LASIK procedures have been performed for a number of years with varying degrees of success. Many patients have been freed from having to wear glasses and are very happy with the results. Others still need eye glasses for certain activities.

Common side effects include post surgical dry eyes, light sensitivity, fluctuating vision and halos around lights. As the procedure has evolved some of the side effects have been reduced while others have started. Development of the Femtosecond laser resulted in a neater, sharper flap that heals faster and better then when the lathe is used.
However, this new laser has resulted in a new side effect in some post surgical individuals

Transient Light Sensitivity Syndrome
(TLSS) occurs in some patients that have had LASIK when the Femtosecond laser is used. According to Dr William Miller, this occurs in less then 1% of the patients employing the Femtosecond laser. However, as they say “if it is in the chair, it ain’t rare.” So we must all be aware of this condition and how to treat it.

While DLK and epithelial cell in growth under the flap are not uncommon side effects, neither one will cause the symptoms of TLSS.
TLSS patients will complain of moderate to very severe light sensitivity, but will show no other clinical signs. Many of these patients will even keep their sunglasses on while in the examining room.

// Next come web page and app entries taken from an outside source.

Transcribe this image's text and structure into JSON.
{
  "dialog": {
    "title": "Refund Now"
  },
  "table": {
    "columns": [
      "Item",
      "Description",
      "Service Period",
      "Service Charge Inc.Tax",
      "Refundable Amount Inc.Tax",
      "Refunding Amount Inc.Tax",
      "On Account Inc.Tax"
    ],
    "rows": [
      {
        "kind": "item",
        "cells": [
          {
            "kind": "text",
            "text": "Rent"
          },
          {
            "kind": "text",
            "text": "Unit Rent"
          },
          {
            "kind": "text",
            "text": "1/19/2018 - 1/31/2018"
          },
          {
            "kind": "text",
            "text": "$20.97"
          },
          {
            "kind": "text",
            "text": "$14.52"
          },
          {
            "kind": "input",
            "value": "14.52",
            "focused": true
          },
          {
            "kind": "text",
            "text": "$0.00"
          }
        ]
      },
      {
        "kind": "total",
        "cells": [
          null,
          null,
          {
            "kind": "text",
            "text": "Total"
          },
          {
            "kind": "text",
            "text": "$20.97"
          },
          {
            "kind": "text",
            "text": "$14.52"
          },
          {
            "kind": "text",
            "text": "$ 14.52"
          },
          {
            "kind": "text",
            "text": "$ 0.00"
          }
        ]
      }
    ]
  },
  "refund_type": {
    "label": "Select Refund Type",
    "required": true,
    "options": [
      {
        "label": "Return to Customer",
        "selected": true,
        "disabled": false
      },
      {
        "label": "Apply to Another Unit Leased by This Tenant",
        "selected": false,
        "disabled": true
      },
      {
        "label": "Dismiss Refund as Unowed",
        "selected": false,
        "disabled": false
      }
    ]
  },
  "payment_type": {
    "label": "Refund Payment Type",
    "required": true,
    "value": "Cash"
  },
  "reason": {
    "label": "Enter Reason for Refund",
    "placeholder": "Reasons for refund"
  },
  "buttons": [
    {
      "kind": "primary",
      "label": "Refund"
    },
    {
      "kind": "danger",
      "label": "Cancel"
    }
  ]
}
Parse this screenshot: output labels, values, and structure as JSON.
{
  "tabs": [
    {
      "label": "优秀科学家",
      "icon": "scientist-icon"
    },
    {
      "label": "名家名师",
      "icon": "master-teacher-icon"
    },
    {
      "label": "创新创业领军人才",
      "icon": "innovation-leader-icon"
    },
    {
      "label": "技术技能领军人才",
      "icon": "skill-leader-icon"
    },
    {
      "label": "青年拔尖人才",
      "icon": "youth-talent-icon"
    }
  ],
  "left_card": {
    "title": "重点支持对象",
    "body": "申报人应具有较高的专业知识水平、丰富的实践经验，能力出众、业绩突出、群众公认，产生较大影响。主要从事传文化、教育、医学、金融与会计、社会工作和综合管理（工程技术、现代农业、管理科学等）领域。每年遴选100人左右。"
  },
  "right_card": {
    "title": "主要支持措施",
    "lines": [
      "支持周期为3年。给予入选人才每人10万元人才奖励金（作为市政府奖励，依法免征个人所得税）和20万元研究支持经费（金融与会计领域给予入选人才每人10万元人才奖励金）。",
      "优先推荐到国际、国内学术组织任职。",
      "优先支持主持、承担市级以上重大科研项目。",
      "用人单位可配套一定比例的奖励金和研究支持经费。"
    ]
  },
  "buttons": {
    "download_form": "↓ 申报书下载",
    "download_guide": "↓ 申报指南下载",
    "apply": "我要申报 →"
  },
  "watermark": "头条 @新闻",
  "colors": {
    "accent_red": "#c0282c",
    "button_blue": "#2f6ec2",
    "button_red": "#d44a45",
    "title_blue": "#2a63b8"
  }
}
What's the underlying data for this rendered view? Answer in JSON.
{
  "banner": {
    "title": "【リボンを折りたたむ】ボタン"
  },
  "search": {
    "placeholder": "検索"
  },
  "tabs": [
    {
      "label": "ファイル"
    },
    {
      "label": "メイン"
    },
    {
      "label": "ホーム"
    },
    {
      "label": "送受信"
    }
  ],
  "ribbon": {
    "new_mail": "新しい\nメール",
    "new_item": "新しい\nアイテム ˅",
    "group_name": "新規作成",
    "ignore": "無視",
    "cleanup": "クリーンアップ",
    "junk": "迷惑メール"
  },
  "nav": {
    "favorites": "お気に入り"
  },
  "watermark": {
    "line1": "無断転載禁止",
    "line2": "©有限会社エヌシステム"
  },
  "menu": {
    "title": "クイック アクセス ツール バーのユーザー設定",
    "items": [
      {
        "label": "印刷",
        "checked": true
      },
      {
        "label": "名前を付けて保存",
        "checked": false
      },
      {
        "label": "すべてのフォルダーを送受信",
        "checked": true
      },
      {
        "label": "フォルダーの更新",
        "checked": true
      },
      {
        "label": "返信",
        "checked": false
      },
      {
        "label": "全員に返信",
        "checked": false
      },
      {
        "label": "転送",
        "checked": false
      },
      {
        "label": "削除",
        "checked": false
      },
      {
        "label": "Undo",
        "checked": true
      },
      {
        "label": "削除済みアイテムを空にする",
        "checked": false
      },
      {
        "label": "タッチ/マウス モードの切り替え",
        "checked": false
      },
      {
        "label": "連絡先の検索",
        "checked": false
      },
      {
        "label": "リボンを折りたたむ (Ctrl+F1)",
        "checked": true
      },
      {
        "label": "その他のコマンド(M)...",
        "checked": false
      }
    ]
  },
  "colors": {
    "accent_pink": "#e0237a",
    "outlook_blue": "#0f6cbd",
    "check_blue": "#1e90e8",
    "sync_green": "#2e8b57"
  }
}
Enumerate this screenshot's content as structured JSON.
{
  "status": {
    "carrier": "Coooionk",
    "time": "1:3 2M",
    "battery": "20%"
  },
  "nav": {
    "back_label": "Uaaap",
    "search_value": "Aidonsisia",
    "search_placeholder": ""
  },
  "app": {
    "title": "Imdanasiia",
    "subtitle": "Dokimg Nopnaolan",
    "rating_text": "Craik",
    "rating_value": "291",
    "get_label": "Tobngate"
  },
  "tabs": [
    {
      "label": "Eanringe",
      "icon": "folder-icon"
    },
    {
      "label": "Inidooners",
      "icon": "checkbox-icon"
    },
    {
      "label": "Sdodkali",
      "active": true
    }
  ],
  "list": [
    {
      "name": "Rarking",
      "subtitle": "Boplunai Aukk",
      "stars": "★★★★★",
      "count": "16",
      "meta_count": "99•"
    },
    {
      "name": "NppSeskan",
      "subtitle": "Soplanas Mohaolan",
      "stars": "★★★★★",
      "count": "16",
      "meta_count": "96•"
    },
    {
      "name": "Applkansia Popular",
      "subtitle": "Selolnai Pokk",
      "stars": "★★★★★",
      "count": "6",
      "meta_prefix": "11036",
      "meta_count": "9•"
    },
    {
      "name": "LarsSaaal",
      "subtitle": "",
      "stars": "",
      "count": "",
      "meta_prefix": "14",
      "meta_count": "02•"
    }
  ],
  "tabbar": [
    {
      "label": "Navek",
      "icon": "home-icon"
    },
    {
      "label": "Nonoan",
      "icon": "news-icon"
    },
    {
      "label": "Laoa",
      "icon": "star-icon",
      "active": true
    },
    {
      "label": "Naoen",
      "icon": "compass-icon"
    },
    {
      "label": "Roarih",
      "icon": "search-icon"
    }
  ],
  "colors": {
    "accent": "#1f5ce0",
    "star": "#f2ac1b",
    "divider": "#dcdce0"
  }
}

Current theories as to the etiology of TLSS include the increased energy levels employed by the Femtosecond laser causing elimination of the gases located in the intrastromal space. These “bubbles” relocate to the peripheral cornea and episclera resulting in a secondary irritation of the cilliary body. It should be noted that this is only a theory.

Treatment of TLSS includes prednisolone acetate drops with varying frequency depending on the severity of the photophobia. Their use may last between a week to more then a month, always tapering their use to prevent a rebound reaction. Recently, the use of cyclosporine in addition to the Pred has shown a positive effect in remediating the condition.

In short, post LASIK patients require careful follow up and for the doctor to be aware of the entire possible short and long term complications and how to best treat them.

Author's Bio: 

This article is written by Dr. Jay Stockman, contributing author to Dr. Jay Stockman, with his partner Dr. Brian Lewy have co-managed a significant number of refractive surgery patients. Advise, and medical questions can be directed to New York Vision Associates.